▶ Activity
Only text is carried over. Reproduce the entries below exactly.

[App and web page records]
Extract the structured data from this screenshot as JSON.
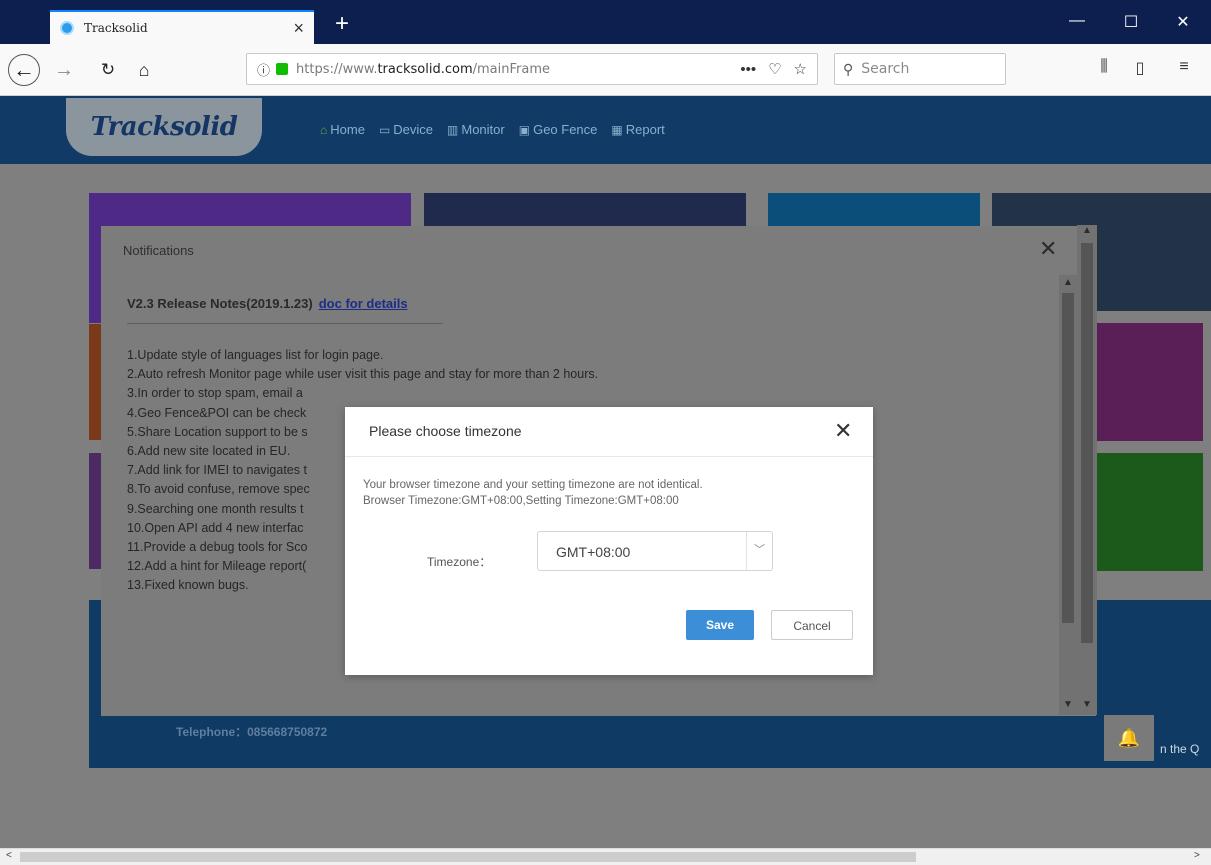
{
  "browser": {
    "tab_title": "Tracksolid",
    "tab_close": "×",
    "new_tab": "+",
    "url_prefix": "https://www.",
    "url_domain": "tracksolid.com",
    "url_path": "/mainFrame",
    "search_placeholder": "Search",
    "page_actions": "•••",
    "icons": [
      "back-icon",
      "forward-icon",
      "reload-icon",
      "home-icon",
      "info-icon",
      "lock-icon",
      "pocket-icon",
      "star-icon",
      "library-icon",
      "sidebar-icon",
      "menu-icon"
    ]
  },
  "app": {
    "logo": "Tracksolid",
    "nav": [
      {
        "label": "Home",
        "icon": "home-icon"
      },
      {
        "label": "Device",
        "icon": "device-icon"
      },
      {
        "label": "Monitor",
        "icon": "map-icon"
      },
      {
        "label": "Geo Fence",
        "icon": "geofence-icon"
      },
      {
        "label": "Report",
        "icon": "report-icon"
      }
    ],
    "telephone": "Telephone：085668750872",
    "qr_text": "n the Q"
  },
  "notifications": {
    "title": "Notifications",
    "release_title": "V2.3 Release Notes(2019.1.23)",
    "doc_link": "doc for details",
    "notes": [
      "1.Update style of languages list for login page.",
      "2.Auto refresh Monitor page while user visit this page and stay for more than 2 hours.",
      "3.In order to stop spam, email a",
      "4.Geo Fence&POI can be check",
      "5.Share Location support to be s",
      "6.Add new site located in EU.",
      "7.Add link for IMEI to navigates t",
      "8.To avoid confuse, remove spec",
      "9.Searching one month results t",
      "10.Open API add 4 new interfac",
      "11.Provide a debug tools for Sco",
      "12.Add a hint for Mileage report(",
      "13.Fixed known bugs."
    ]
  },
  "timezone_dialog": {
    "title": "Please choose timezone",
    "message_line1": "Your browser timezone and your setting timezone are not identical.",
    "message_line2": "Browser Timezone:GMT+08:00,Setting Timezone:GMT+08:00",
    "label": "Timezone：",
    "selected": "GMT+08:00",
    "save": "Save",
    "cancel": "Cancel"
  },
  "colors": {
    "tile_purple": "#4e2a86",
    "tile_navy": "#1f2a4d",
    "tile_cyan": "#0c4e7a",
    "tile_steel": "#223247",
    "tile_orange": "#7a3a1a",
    "tile_magenta": "#5a1f57",
    "tile_green": "#1b5a1b",
    "tile_blue": "#0f3a64",
    "save_button": "#3c8fd6"
  }
}
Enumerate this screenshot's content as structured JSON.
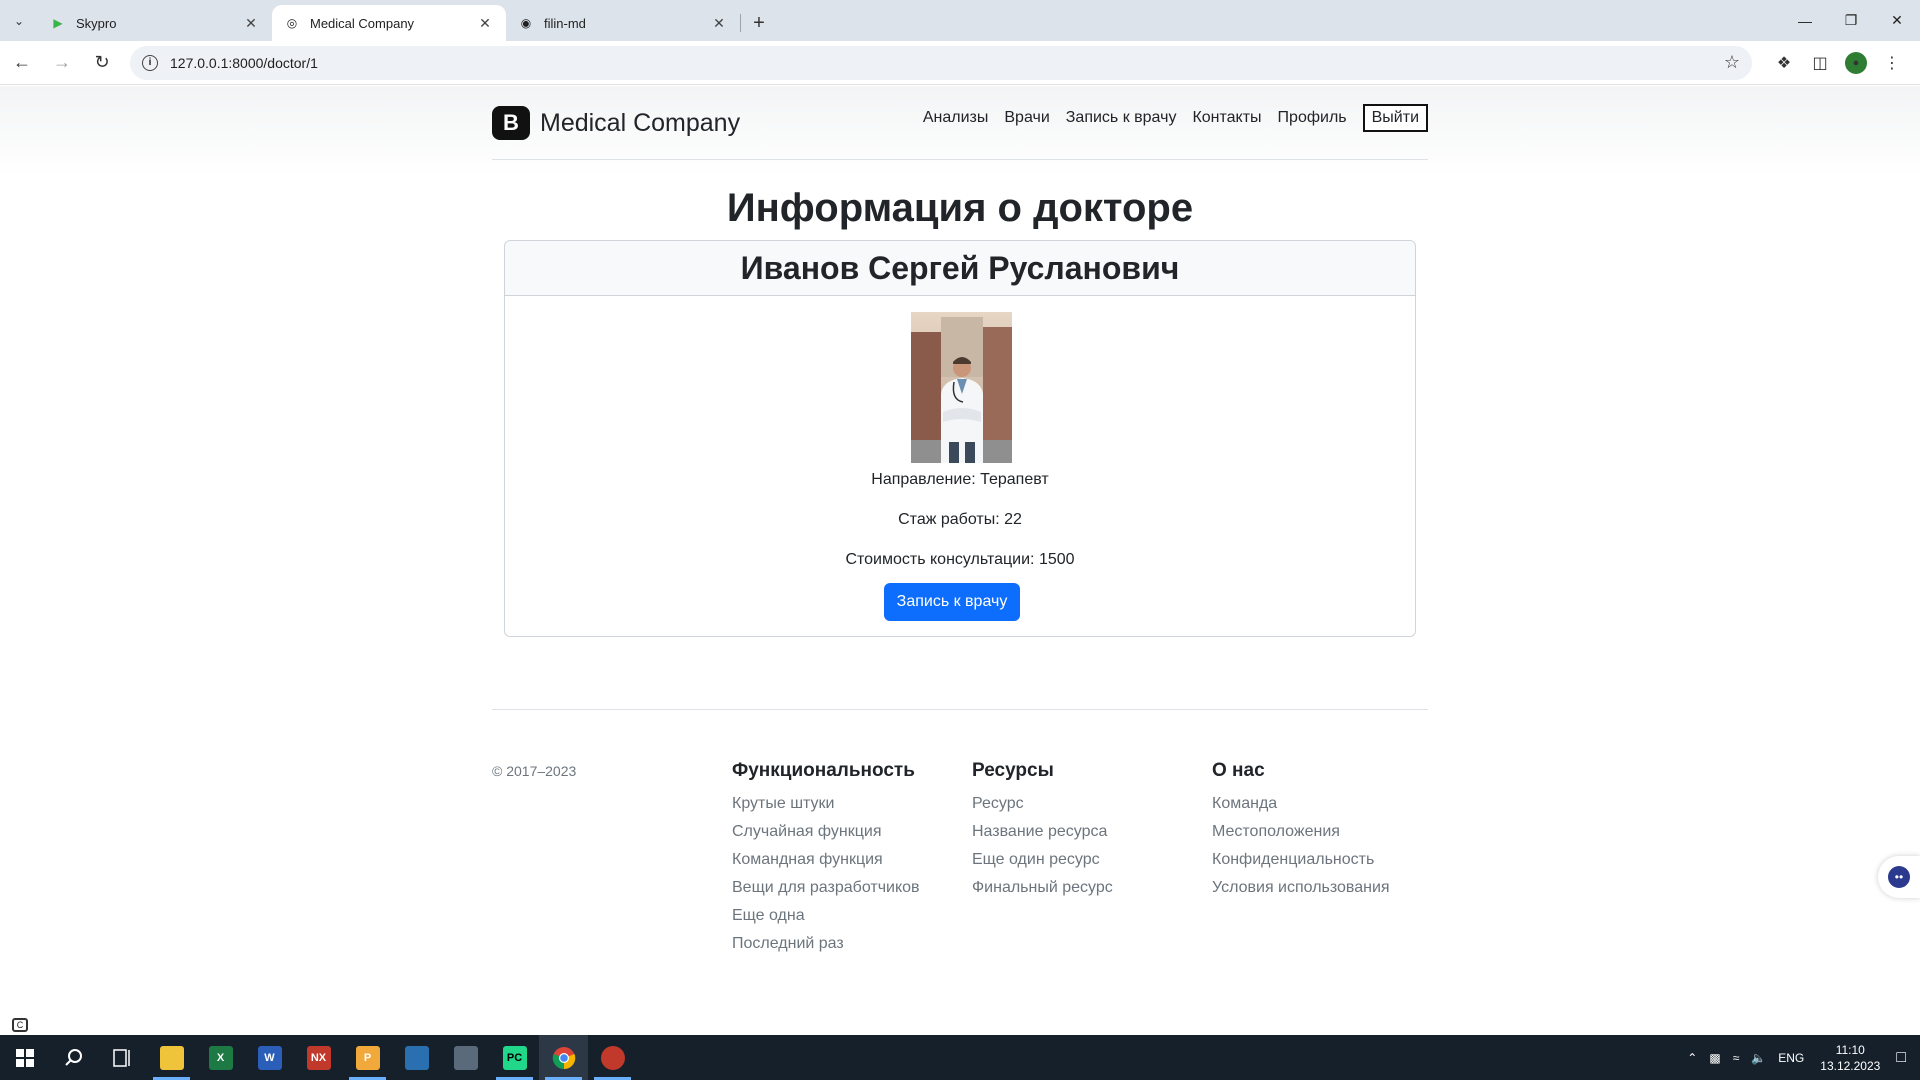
{
  "browser": {
    "tabs": [
      {
        "title": "Skypro",
        "icon": "skypro-play-icon",
        "active": false
      },
      {
        "title": "Medical Company",
        "icon": "globe-icon",
        "active": true
      },
      {
        "title": "filin-md",
        "icon": "github-icon",
        "active": false
      }
    ],
    "url": "127.0.0.1:8000/doctor/1"
  },
  "site": {
    "brand_letter": "B",
    "brand": "Medical Company",
    "nav": [
      "Анализы",
      "Врачи",
      "Запись к врачу",
      "Контакты",
      "Профиль"
    ],
    "logout": "Выйти"
  },
  "main": {
    "title": "Информация о докторе",
    "doctor": {
      "name": "Иванов Сергей Русланович",
      "direction": "Направление: Терапевт",
      "experience": "Стаж работы: 22",
      "price": "Стоимость консультации: 1500",
      "book_button": "Запись к врачу"
    }
  },
  "footer": {
    "copyright": "© 2017–2023",
    "columns": [
      {
        "title": "Функциональность",
        "items": [
          "Крутые штуки",
          "Случайная функция",
          "Командная функция",
          "Вещи для разработчиков",
          "Еще одна",
          "Последний раз"
        ]
      },
      {
        "title": "Ресурсы",
        "items": [
          "Ресурс",
          "Название ресурса",
          "Еще один ресурс",
          "Финальный ресурс"
        ]
      },
      {
        "title": "О нас",
        "items": [
          "Команда",
          "Местоположения",
          "Конфиденциальность",
          "Условия использования"
        ]
      }
    ]
  },
  "taskbar": {
    "lang": "ENG",
    "time": "11:10",
    "date": "13.12.2023",
    "apps": [
      {
        "icon": "file-explorer-icon",
        "label": "",
        "color": "#f0c43a"
      },
      {
        "icon": "excel-icon",
        "label": "X",
        "color": "#1d7a45"
      },
      {
        "icon": "word-icon",
        "label": "W",
        "color": "#2b5eb8"
      },
      {
        "icon": "nx-icon",
        "label": "NX",
        "color": "#c0392b"
      },
      {
        "icon": "powerpoint-icon",
        "label": "P",
        "color": "#f2a93b"
      },
      {
        "icon": "network-app-icon",
        "label": "",
        "color": "#2a6fb0"
      },
      {
        "icon": "calculator-icon",
        "label": "",
        "color": "#5a6a7a"
      },
      {
        "icon": "pycharm-icon",
        "label": "PC",
        "color": "#21d789"
      },
      {
        "icon": "chrome-icon",
        "label": "",
        "color": "#e9a33a"
      },
      {
        "icon": "pinned-app-icon",
        "label": "",
        "color": "#c0392b"
      }
    ]
  }
}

▶ Result for this task
Extract the structured data from this screenshot as JSON.
{
  "browser": {
    "tab_title": "Tracksolid",
    "tab_close": "×",
    "new_tab": "+",
    "url_prefix": "https://www.",
    "url_domain": "tracksolid.com",
    "url_path": "/mainFrame",
    "search_placeholder": "Search",
    "page_actions": "•••",
    "icons": [
      "back-icon",
      "forward-icon",
      "reload-icon",
      "home-icon",
      "info-icon",
      "lock-icon",
      "pocket-icon",
      "star-icon",
      "library-icon",
      "sidebar-icon",
      "menu-icon"
    ]
  },
  "app": {
    "logo": "Tracksolid",
    "nav": [
      {
        "label": "Home",
        "icon": "home-icon"
      },
      {
        "label": "Device",
        "icon": "device-icon"
      },
      {
        "label": "Monitor",
        "icon": "map-icon"
      },
      {
        "label": "Geo Fence",
        "icon": "geofence-icon"
      },
      {
        "label": "Report",
        "icon": "report-icon"
      }
    ],
    "telephone": "Telephone：085668750872",
    "qr_text": "n the Q"
  },
  "notifications": {
    "title": "Notifications",
    "release_title": "V2.3 Release Notes(2019.1.23)",
    "doc_link": "doc for details",
    "notes": [
      "1.Update style of languages list for login page.",
      "2.Auto refresh Monitor page while user visit this page and stay for more than 2 hours.",
      "3.In order to stop spam, email a",
      "4.Geo Fence&POI can be check",
      "5.Share Location support to be s",
      "6.Add new site located in EU.",
      "7.Add link for IMEI to navigates t",
      "8.To avoid confuse, remove spec",
      "9.Searching one month results t",
      "10.Open API add 4 new interfac",
      "11.Provide a debug tools for Sco",
      "12.Add a hint for Mileage report(",
      "13.Fixed known bugs."
    ]
  },
  "timezone_dialog": {
    "title": "Please choose timezone",
    "message_line1": "Your browser timezone and your setting timezone are not identical.",
    "message_line2": "Browser Timezone:GMT+08:00,Setting Timezone:GMT+08:00",
    "label": "Timezone：",
    "selected": "GMT+08:00",
    "save": "Save",
    "cancel": "Cancel"
  },
  "colors": {
    "tile_purple": "#4e2a86",
    "tile_navy": "#1f2a4d",
    "tile_cyan": "#0c4e7a",
    "tile_steel": "#223247",
    "tile_orange": "#7a3a1a",
    "tile_magenta": "#5a1f57",
    "tile_green": "#1b5a1b",
    "tile_blue": "#0f3a64",
    "save_button": "#3c8fd6"
  }
}
Enumerate this screenshot's content as structured JSON.
{
  "browser": {
    "tabs": [
      {
        "title": "Skypro",
        "icon": "skypro-play-icon",
        "active": false
      },
      {
        "title": "Medical Company",
        "icon": "globe-icon",
        "active": true
      },
      {
        "title": "filin-md",
        "icon": "github-icon",
        "active": false
      }
    ],
    "url": "127.0.0.1:8000/doctor/1"
  },
  "site": {
    "brand_letter": "B",
    "brand": "Medical Company",
    "nav": [
      "Анализы",
      "Врачи",
      "Запись к врачу",
      "Контакты",
      "Профиль"
    ],
    "logout": "Выйти"
  },
  "main": {
    "title": "Информация о докторе",
    "doctor": {
      "name": "Иванов Сергей Русланович",
      "direction": "Направление: Терапевт",
      "experience": "Стаж работы: 22",
      "price": "Стоимость консультации: 1500",
      "book_button": "Запись к врачу"
    }
  },
  "footer": {
    "copyright": "© 2017–2023",
    "columns": [
      {
        "title": "Функциональность",
        "items": [
          "Крутые штуки",
          "Случайная функция",
          "Командная функция",
          "Вещи для разработчиков",
          "Еще одна",
          "Последний раз"
        ]
      },
      {
        "title": "Ресурсы",
        "items": [
          "Ресурс",
          "Название ресурса",
          "Еще один ресурс",
          "Финальный ресурс"
        ]
      },
      {
        "title": "О нас",
        "items": [
          "Команда",
          "Местоположения",
          "Конфиденциальность",
          "Условия использования"
        ]
      }
    ]
  },
  "taskbar": {
    "lang": "ENG",
    "time": "11:10",
    "date": "13.12.2023",
    "apps": [
      {
        "icon": "file-explorer-icon",
        "label": "",
        "color": "#f0c43a"
      },
      {
        "icon": "excel-icon",
        "label": "X",
        "color": "#1d7a45"
      },
      {
        "icon": "word-icon",
        "label": "W",
        "color": "#2b5eb8"
      },
      {
        "icon": "nx-icon",
        "label": "NX",
        "color": "#c0392b"
      },
      {
        "icon": "powerpoint-icon",
        "label": "P",
        "color": "#f2a93b"
      },
      {
        "icon": "network-app-icon",
        "label": "",
        "color": "#2a6fb0"
      },
      {
        "icon": "calculator-icon",
        "label": "",
        "color": "#5a6a7a"
      },
      {
        "icon": "pycharm-icon",
        "label": "PC",
        "color": "#21d789"
      },
      {
        "icon": "chrome-icon",
        "label": "",
        "color": "#e9a33a"
      },
      {
        "icon": "pinned-app-icon",
        "label": "",
        "color": "#c0392b"
      }
    ]
  }
}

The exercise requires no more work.